══ RECORD EXCERPTS ══
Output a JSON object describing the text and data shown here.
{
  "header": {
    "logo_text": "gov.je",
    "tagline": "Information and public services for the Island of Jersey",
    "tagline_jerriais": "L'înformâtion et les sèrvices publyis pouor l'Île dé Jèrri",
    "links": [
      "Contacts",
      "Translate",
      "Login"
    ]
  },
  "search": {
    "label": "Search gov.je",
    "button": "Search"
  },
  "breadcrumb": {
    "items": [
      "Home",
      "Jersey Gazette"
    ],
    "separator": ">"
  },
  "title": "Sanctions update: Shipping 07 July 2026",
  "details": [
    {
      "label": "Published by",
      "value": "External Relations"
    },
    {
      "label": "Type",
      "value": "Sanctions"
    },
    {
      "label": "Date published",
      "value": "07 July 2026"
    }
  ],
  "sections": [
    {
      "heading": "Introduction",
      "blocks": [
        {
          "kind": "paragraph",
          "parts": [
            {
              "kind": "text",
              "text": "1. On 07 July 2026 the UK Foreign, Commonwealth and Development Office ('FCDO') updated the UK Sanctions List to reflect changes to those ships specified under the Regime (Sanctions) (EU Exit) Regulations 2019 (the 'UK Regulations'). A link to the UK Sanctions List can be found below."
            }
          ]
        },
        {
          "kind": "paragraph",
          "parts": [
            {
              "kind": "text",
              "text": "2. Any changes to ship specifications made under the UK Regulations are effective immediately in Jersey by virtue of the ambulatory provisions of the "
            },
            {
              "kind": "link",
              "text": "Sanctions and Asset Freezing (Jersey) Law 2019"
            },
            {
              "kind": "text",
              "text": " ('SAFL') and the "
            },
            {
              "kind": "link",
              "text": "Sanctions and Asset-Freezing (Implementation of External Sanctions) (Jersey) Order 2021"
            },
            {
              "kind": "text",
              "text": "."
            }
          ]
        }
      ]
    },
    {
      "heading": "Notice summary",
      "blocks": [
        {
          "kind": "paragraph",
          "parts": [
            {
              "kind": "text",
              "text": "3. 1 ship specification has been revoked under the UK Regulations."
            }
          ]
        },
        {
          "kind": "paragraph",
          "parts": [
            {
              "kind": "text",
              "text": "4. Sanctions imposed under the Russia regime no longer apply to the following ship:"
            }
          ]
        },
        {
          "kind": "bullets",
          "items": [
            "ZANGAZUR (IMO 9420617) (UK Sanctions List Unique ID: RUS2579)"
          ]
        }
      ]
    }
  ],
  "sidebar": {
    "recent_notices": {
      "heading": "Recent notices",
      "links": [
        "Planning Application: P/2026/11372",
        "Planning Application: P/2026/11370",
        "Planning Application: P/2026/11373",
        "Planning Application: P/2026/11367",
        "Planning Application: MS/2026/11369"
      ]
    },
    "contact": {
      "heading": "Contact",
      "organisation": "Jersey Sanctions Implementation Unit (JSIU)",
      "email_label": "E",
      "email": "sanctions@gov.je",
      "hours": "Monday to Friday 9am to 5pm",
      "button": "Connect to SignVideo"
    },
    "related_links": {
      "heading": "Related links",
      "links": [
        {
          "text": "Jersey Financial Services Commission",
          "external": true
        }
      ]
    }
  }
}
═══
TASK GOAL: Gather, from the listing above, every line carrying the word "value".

SOLVED EXERCISE:
      "value": "External Relations"
      "value": "Sanctions"
      "value": "07 July 2026"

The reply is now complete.